_Exercise prompt:_ Copy each line of the records that contains the word "JSON".

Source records
=======

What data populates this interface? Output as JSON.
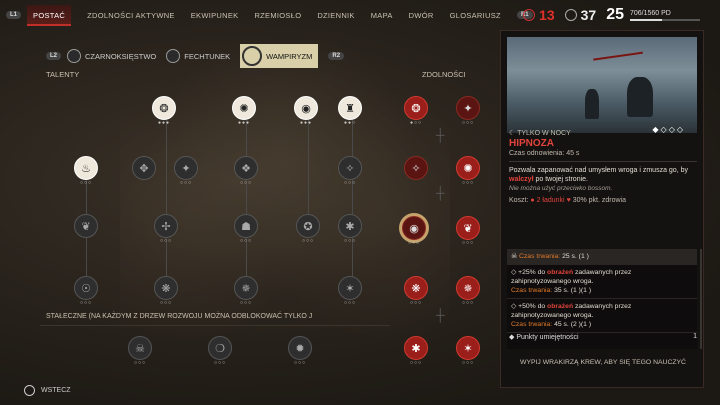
{
  "tabs": {
    "left_key": "L1",
    "right_key": "R1",
    "items": [
      "POSTAĆ",
      "ZDOLNOŚCI AKTYWNE",
      "EKWIPUNEK",
      "RZEMIOSŁO",
      "DZIENNIK",
      "MAPA",
      "DWÓR",
      "GLOSARIUSZ"
    ],
    "active_index": 0
  },
  "stats": {
    "red_count": "13",
    "white_count": "37",
    "level": "25",
    "xp": "706/1560 PD",
    "xp_fraction": 0.45
  },
  "tree_selector": {
    "left_key": "L2",
    "right_key": "R2",
    "items": [
      "CZARNOKSIĘSTWO",
      "FECHTUNEK",
      "WAMPIRYZM"
    ],
    "active": "WAMPIRYZM"
  },
  "sections": {
    "talents": "TALENTY",
    "skills": "ZDOLNOŚCI",
    "permanent_info": "STAŁECZNE (na każdym z drzew rozwoju można odblokować tylko j"
  },
  "back_label": "WSTECZ",
  "panel": {
    "subtitle": "TYLKO W NOCY",
    "title": "HIPNOZA",
    "cooldown": "Czas odnowienia: 45 s",
    "desc_before": "Pozwala zapanować nad umysłem wroga i zmusza go, by ",
    "desc_bold": "walczył",
    "desc_after": " po twojej stronie.",
    "note": "Nie można użyć przeciwko bossom.",
    "cost_label": "Koszt:",
    "cost_blood": "2 ładunki",
    "cost_health": "30% pkt. zdrowia",
    "effects": [
      {
        "label": "Czas trwania:",
        "value": "25 s. (1 )"
      },
      {
        "pre": "+25% do ",
        "bold": "obrażeń",
        "post": " zadawanych przez zahipnotyzowanego wroga.",
        "dur_label": "Czas trwania:",
        "dur_value": "35 s. (1 )(1 )"
      },
      {
        "pre": "+50% do ",
        "bold": "obrażeń",
        "post": " zadawanych przez zahipnotyzowanego wroga.",
        "dur_label": "Czas trwania:",
        "dur_value": "45 s. (2 )(1 )"
      }
    ],
    "points_label": "Punkty umiejętności",
    "points_value": "1",
    "learn_hint": "WYPIJ WRAKIRZĄ  KREW, ABY SIĘ TEGO NAUCZYĆ"
  }
}
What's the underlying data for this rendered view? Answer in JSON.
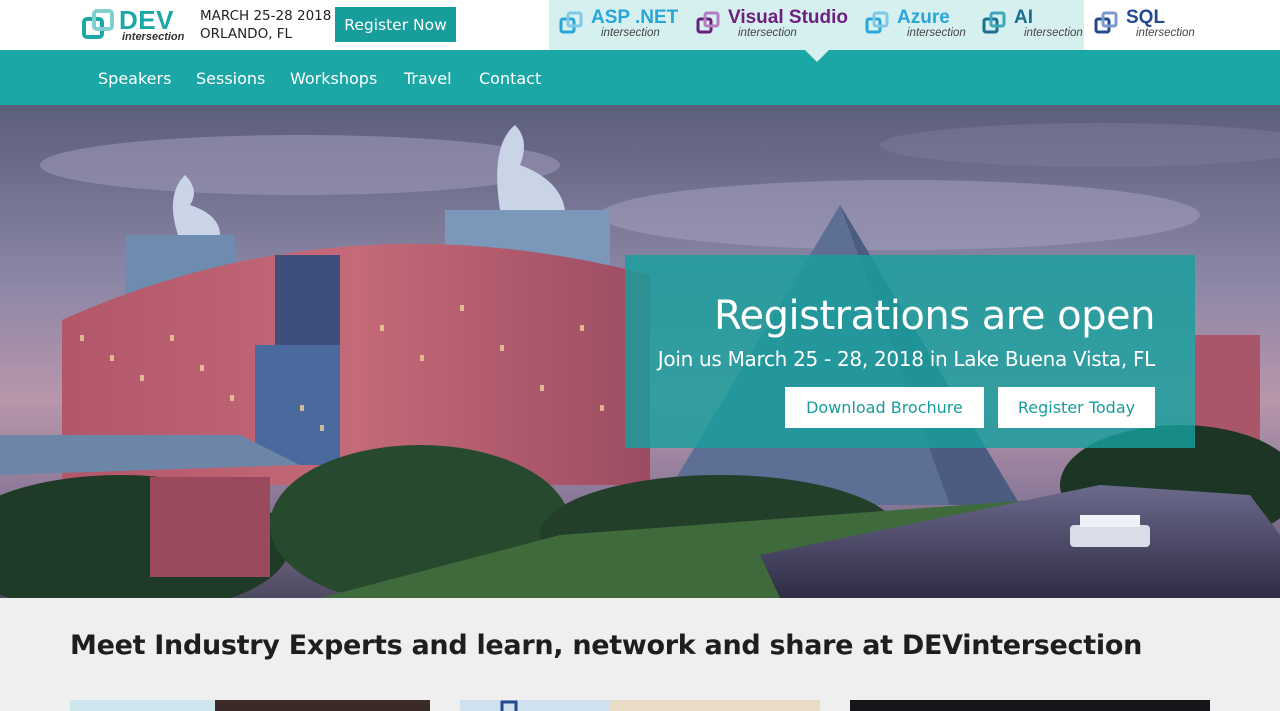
{
  "header": {
    "logo": {
      "title": "DEV",
      "subtitle": "intersection",
      "color": "#1ba7a5"
    },
    "event_date_line1": "MARCH 25-28 2018",
    "event_date_line2": "ORLANDO, FL",
    "register_button": "Register Now",
    "brands": [
      {
        "name": "ASP .NET",
        "sub": "intersection",
        "color": "#2aa6d8",
        "icon": "aspnet-logo-icon"
      },
      {
        "name": "Visual Studio",
        "sub": "intersection",
        "color": "#6b1f7e",
        "icon": "visualstudio-logo-icon"
      },
      {
        "name": "Azure",
        "sub": "intersection",
        "color": "#2aa6d8",
        "icon": "azure-logo-icon"
      },
      {
        "name": "AI",
        "sub": "intersection",
        "color": "#1b6f8f",
        "icon": "ai-logo-icon"
      },
      {
        "name": "SQL",
        "sub": "intersection",
        "color": "#234a8f",
        "icon": "sql-logo-icon"
      }
    ]
  },
  "nav": {
    "items": [
      "Speakers",
      "Sessions",
      "Workshops",
      "Travel",
      "Contact"
    ]
  },
  "hero": {
    "title": "Registrations are open",
    "subtitle": "Join us March 25 - 28, 2018 in Lake Buena Vista, FL",
    "download_button": "Download Brochure",
    "register_button": "Register Today"
  },
  "section": {
    "title": "Meet Industry Experts and learn, network and share at DEVintersection"
  },
  "colors": {
    "teal": "#1ba7a5",
    "teal_dark": "#179e9c",
    "brand_highlight": "#d6f0ef"
  }
}
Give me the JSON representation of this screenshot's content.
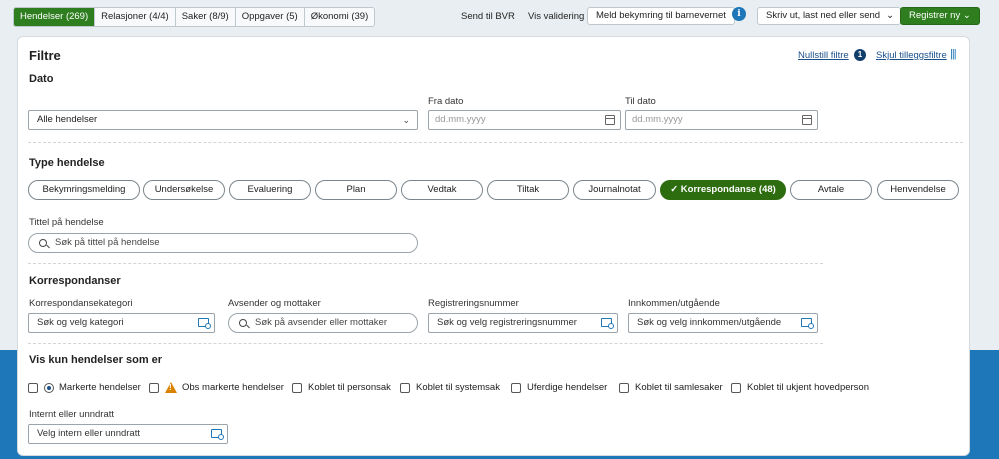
{
  "tabs": [
    {
      "label": "Hendelser (269)"
    },
    {
      "label": "Relasjoner (4/4)"
    },
    {
      "label": "Saker (8/9)"
    },
    {
      "label": "Oppgaver (5)"
    },
    {
      "label": "Økonomi (39)"
    }
  ],
  "toolbar": {
    "send_bvr": "Send til BVR",
    "show_validation": "Vis validering",
    "report_button": "Meld bekymring til barnevernet",
    "info_glyph": "i",
    "print_menu": "Skriv ut, last ned eller send",
    "register_button": "Registrer ny"
  },
  "filters": {
    "title": "Filtre",
    "reset_link": "Nullstill filtre",
    "active_count": "1",
    "hide_extra_link": "Skjul tilleggsfiltre"
  },
  "date": {
    "title": "Dato",
    "select_value": "Alle hendelser",
    "from_label": "Fra dato",
    "from_placeholder": "dd.mm.yyyy",
    "to_label": "Til dato",
    "to_placeholder": "dd.mm.yyyy"
  },
  "type": {
    "title": "Type hendelse",
    "chips": [
      "Bekymringsmelding",
      "Undersøkelse",
      "Evaluering",
      "Plan",
      "Vedtak",
      "Tiltak",
      "Journalnotat",
      "✓  Korrespondanse (48)",
      "Avtale",
      "Henvendelse"
    ],
    "title_label": "Tittel på hendelse",
    "title_placeholder": "Søk på tittel på hendelse"
  },
  "correspondence": {
    "title": "Korrespondanser",
    "category_label": "Korrespondansekategori",
    "category_value": "Søk og velg kategori",
    "sender_label": "Avsender og mottaker",
    "sender_value": "Søk på avsender eller mottaker",
    "regnum_label": "Registreringsnummer",
    "regnum_value": "Søk og velg registreringsnummer",
    "inout_label": "Innkommen/utgående",
    "inout_value": "Søk og velg innkommen/utgående"
  },
  "show_only": {
    "title": "Vis kun hendelser som er",
    "options": [
      "Markerte hendelser",
      "Obs markerte hendelser",
      "Koblet til personsak",
      "Koblet til systemsak",
      "Uferdige hendelser",
      "Koblet til samlesaker",
      "Koblet til ukjent hovedperson"
    ],
    "internal_label": "Internt eller unndratt",
    "internal_value": "Velg intern eller unndratt"
  }
}
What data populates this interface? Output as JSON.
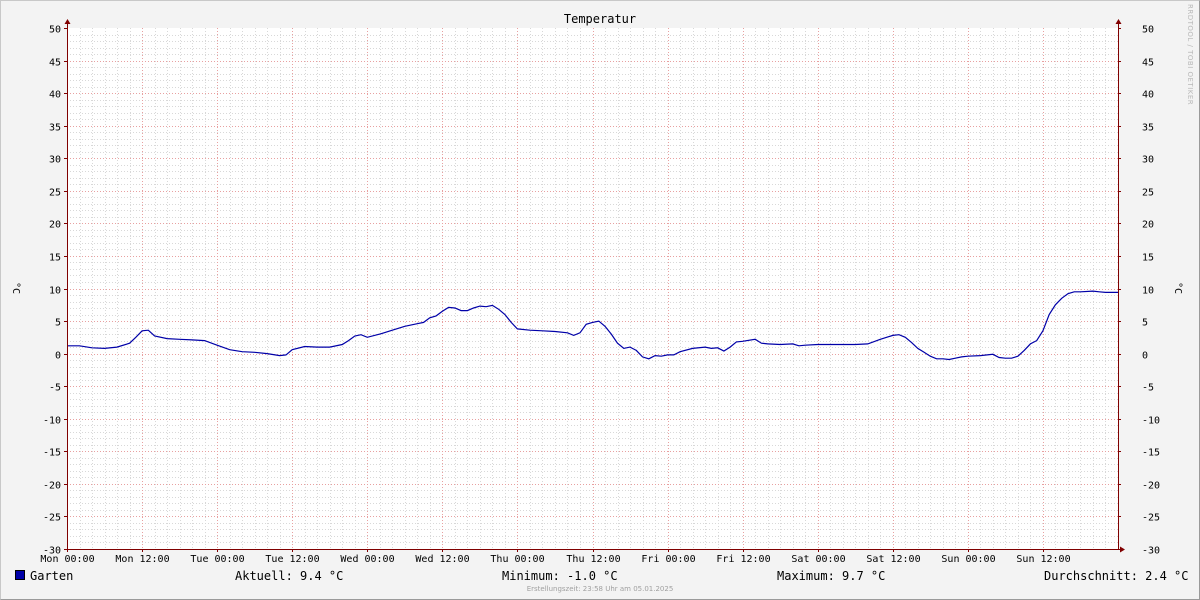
{
  "chart_data": {
    "type": "line",
    "title": "Temperatur",
    "ylabel": "°C",
    "ylim": [
      -30,
      50
    ],
    "yticks": [
      50,
      45,
      40,
      35,
      30,
      25,
      20,
      15,
      10,
      5,
      0,
      -5,
      -10,
      -15,
      -20,
      -25,
      -30
    ],
    "xlim_hours": [
      0,
      168
    ],
    "xticks": [
      {
        "h": 0,
        "label": "Mon 00:00"
      },
      {
        "h": 12,
        "label": "Mon 12:00"
      },
      {
        "h": 24,
        "label": "Tue 00:00"
      },
      {
        "h": 36,
        "label": "Tue 12:00"
      },
      {
        "h": 48,
        "label": "Wed 00:00"
      },
      {
        "h": 60,
        "label": "Wed 12:00"
      },
      {
        "h": 72,
        "label": "Thu 00:00"
      },
      {
        "h": 84,
        "label": "Thu 12:00"
      },
      {
        "h": 96,
        "label": "Fri 00:00"
      },
      {
        "h": 108,
        "label": "Fri 12:00"
      },
      {
        "h": 120,
        "label": "Sat 00:00"
      },
      {
        "h": 132,
        "label": "Sat 12:00"
      },
      {
        "h": 144,
        "label": "Sun 00:00"
      },
      {
        "h": 156,
        "label": "Sun 12:00"
      }
    ],
    "grid": true,
    "colors": {
      "line": "#0000a8",
      "grid_major": "#e8a0a0",
      "grid_minor": "#d8d8d8",
      "axis": "#800000"
    },
    "series": [
      {
        "name": "Garten",
        "points": [
          [
            0,
            1.2
          ],
          [
            2,
            1.2
          ],
          [
            4,
            0.9
          ],
          [
            6,
            0.8
          ],
          [
            8,
            1.0
          ],
          [
            10,
            1.6
          ],
          [
            11,
            2.5
          ],
          [
            12,
            3.5
          ],
          [
            13,
            3.6
          ],
          [
            14,
            2.7
          ],
          [
            16,
            2.3
          ],
          [
            18,
            2.2
          ],
          [
            20,
            2.1
          ],
          [
            22,
            2.0
          ],
          [
            24,
            1.3
          ],
          [
            26,
            0.6
          ],
          [
            28,
            0.3
          ],
          [
            30,
            0.2
          ],
          [
            32,
            0.0
          ],
          [
            34,
            -0.3
          ],
          [
            35,
            -0.2
          ],
          [
            36,
            0.6
          ],
          [
            38,
            1.1
          ],
          [
            40,
            1.0
          ],
          [
            42,
            1.0
          ],
          [
            44,
            1.4
          ],
          [
            45,
            2.0
          ],
          [
            46,
            2.7
          ],
          [
            47,
            2.9
          ],
          [
            48,
            2.5
          ],
          [
            50,
            3.0
          ],
          [
            52,
            3.6
          ],
          [
            54,
            4.2
          ],
          [
            56,
            4.6
          ],
          [
            57,
            4.8
          ],
          [
            58,
            5.5
          ],
          [
            59,
            5.8
          ],
          [
            60,
            6.5
          ],
          [
            61,
            7.1
          ],
          [
            62,
            7.0
          ],
          [
            63,
            6.6
          ],
          [
            64,
            6.6
          ],
          [
            65,
            7.0
          ],
          [
            66,
            7.3
          ],
          [
            67,
            7.2
          ],
          [
            68,
            7.4
          ],
          [
            69,
            6.8
          ],
          [
            70,
            6.0
          ],
          [
            71,
            4.8
          ],
          [
            72,
            3.8
          ],
          [
            74,
            3.6
          ],
          [
            76,
            3.5
          ],
          [
            78,
            3.4
          ],
          [
            80,
            3.2
          ],
          [
            81,
            2.8
          ],
          [
            82,
            3.2
          ],
          [
            83,
            4.5
          ],
          [
            84,
            4.8
          ],
          [
            85,
            5.0
          ],
          [
            86,
            4.2
          ],
          [
            87,
            3.0
          ],
          [
            88,
            1.6
          ],
          [
            89,
            0.8
          ],
          [
            90,
            1.0
          ],
          [
            91,
            0.5
          ],
          [
            92,
            -0.5
          ],
          [
            93,
            -0.8
          ],
          [
            94,
            -0.3
          ],
          [
            95,
            -0.4
          ],
          [
            96,
            -0.2
          ],
          [
            97,
            -0.2
          ],
          [
            98,
            0.3
          ],
          [
            100,
            0.8
          ],
          [
            102,
            1.0
          ],
          [
            103,
            0.8
          ],
          [
            104,
            0.9
          ],
          [
            105,
            0.4
          ],
          [
            106,
            1.0
          ],
          [
            107,
            1.8
          ],
          [
            108,
            1.9
          ],
          [
            110,
            2.2
          ],
          [
            111,
            1.6
          ],
          [
            112,
            1.5
          ],
          [
            114,
            1.4
          ],
          [
            116,
            1.5
          ],
          [
            117,
            1.2
          ],
          [
            118,
            1.3
          ],
          [
            120,
            1.4
          ],
          [
            122,
            1.4
          ],
          [
            124,
            1.4
          ],
          [
            126,
            1.4
          ],
          [
            128,
            1.5
          ],
          [
            130,
            2.2
          ],
          [
            132,
            2.8
          ],
          [
            133,
            2.9
          ],
          [
            134,
            2.5
          ],
          [
            135,
            1.7
          ],
          [
            136,
            0.8
          ],
          [
            137,
            0.2
          ],
          [
            138,
            -0.4
          ],
          [
            139,
            -0.8
          ],
          [
            140,
            -0.8
          ],
          [
            141,
            -0.9
          ],
          [
            142,
            -0.7
          ],
          [
            143,
            -0.5
          ],
          [
            144,
            -0.4
          ],
          [
            146,
            -0.3
          ],
          [
            148,
            -0.1
          ],
          [
            149,
            -0.6
          ],
          [
            150,
            -0.7
          ],
          [
            151,
            -0.7
          ],
          [
            152,
            -0.4
          ],
          [
            153,
            0.5
          ],
          [
            154,
            1.5
          ],
          [
            155,
            2.0
          ],
          [
            156,
            3.5
          ],
          [
            157,
            6.0
          ],
          [
            158,
            7.5
          ],
          [
            159,
            8.5
          ],
          [
            160,
            9.2
          ],
          [
            161,
            9.5
          ],
          [
            162,
            9.5
          ],
          [
            164,
            9.6
          ],
          [
            165,
            9.5
          ],
          [
            166,
            9.4
          ],
          [
            168,
            9.4
          ]
        ]
      }
    ]
  },
  "legend": {
    "series_name": "Garten",
    "current": "Aktuell: 9.4 °C",
    "minimum": "Minimum: -1.0 °C",
    "maximum": "Maximum: 9.7 °C",
    "average": "Durchschnitt: 2.4 °C"
  },
  "footer": "Erstellungszeit: 23:58 Uhr am 05.01.2025",
  "watermark": "RRDTOOL / TOBI OETIKER"
}
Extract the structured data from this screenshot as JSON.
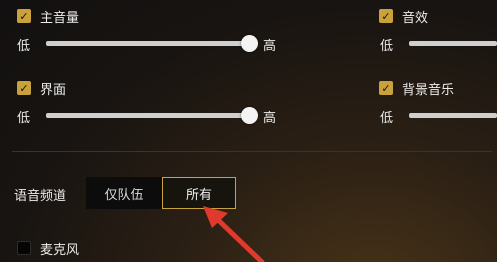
{
  "settings": {
    "master_volume": {
      "label": "主音量",
      "checked": true,
      "min_label": "低",
      "max_label": "高",
      "level": 1.0
    },
    "sfx": {
      "label": "音效",
      "checked": true,
      "min_label": "低"
    },
    "interface": {
      "label": "界面",
      "checked": true,
      "min_label": "低",
      "max_label": "高",
      "level": 1.0
    },
    "bgm": {
      "label": "背景音乐",
      "checked": true,
      "min_label": "低"
    }
  },
  "voice_channel": {
    "label": "语音频道",
    "options": [
      "仅队伍",
      "所有"
    ],
    "selected": "所有"
  },
  "microphone": {
    "label": "麦克风",
    "checked": false
  },
  "colors": {
    "accent": "#c9a23c",
    "annotation_arrow": "#e03a2e"
  }
}
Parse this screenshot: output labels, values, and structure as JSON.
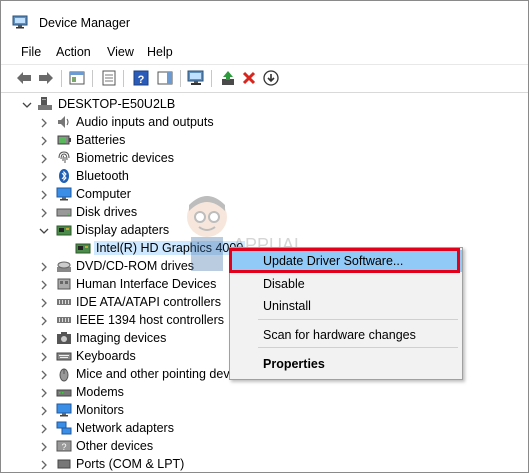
{
  "window": {
    "title": "Device Manager"
  },
  "menu": [
    "File",
    "Action",
    "View",
    "Help"
  ],
  "toolbar": {
    "buttons": [
      "back-icon",
      "forward-icon",
      "show-hide-console-tree-icon",
      "properties-icon",
      "help-icon",
      "show-action-pane-icon",
      "scan-hardware-icon",
      "update-driver-icon",
      "uninstall-icon",
      "download-icon"
    ]
  },
  "tree": {
    "root": "DESKTOP-E50U2LB",
    "items": [
      {
        "label": "Audio inputs and outputs",
        "icon": "audio-icon"
      },
      {
        "label": "Batteries",
        "icon": "battery-icon"
      },
      {
        "label": "Biometric devices",
        "icon": "biometric-icon"
      },
      {
        "label": "Bluetooth",
        "icon": "bluetooth-icon"
      },
      {
        "label": "Computer",
        "icon": "computer-icon"
      },
      {
        "label": "Disk drives",
        "icon": "disk-icon"
      },
      {
        "label": "Display adapters",
        "icon": "display-adapter-icon",
        "expanded": true
      },
      {
        "label": "Intel(R) HD Graphics 4000",
        "icon": "display-adapter-icon",
        "child": true
      },
      {
        "label": "DVD/CD-ROM drives",
        "icon": "dvd-icon"
      },
      {
        "label": "Human Interface Devices",
        "icon": "hid-icon"
      },
      {
        "label": "IDE ATA/ATAPI controllers",
        "icon": "ide-icon"
      },
      {
        "label": "IEEE 1394 host controllers",
        "icon": "ieee1394-icon"
      },
      {
        "label": "Imaging devices",
        "icon": "camera-icon"
      },
      {
        "label": "Keyboards",
        "icon": "keyboard-icon"
      },
      {
        "label": "Mice and other pointing devices",
        "icon": "mouse-icon"
      },
      {
        "label": "Modems",
        "icon": "modem-icon"
      },
      {
        "label": "Monitors",
        "icon": "monitor-icon"
      },
      {
        "label": "Network adapters",
        "icon": "network-icon"
      },
      {
        "label": "Other devices",
        "icon": "other-devices-icon"
      },
      {
        "label": "Ports (COM & LPT)",
        "icon": "ports-icon"
      }
    ]
  },
  "context_menu": {
    "items": [
      {
        "label": "Update Driver Software...",
        "highlighted": true
      },
      {
        "label": "Disable"
      },
      {
        "label": "Uninstall"
      },
      {
        "label": "Scan for hardware changes"
      },
      {
        "label": "Properties",
        "bold": true
      }
    ]
  },
  "watermark": {
    "text": "APPUALS"
  },
  "colors": {
    "highlight": "#91c9f7",
    "annotation": "#e2001a",
    "selection": "#cde8ff"
  }
}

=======

_The completed task:_
What data populates this interface? Output as JSON.
What's the underlying data for this rendered view? Answer in JSON.
Give me the JSON representation of this screenshot's content.
What data populates this interface? Output as JSON.
Extract the structured data from this screenshot as JSON.
Parse this screenshot: output labels, values, and structure as JSON.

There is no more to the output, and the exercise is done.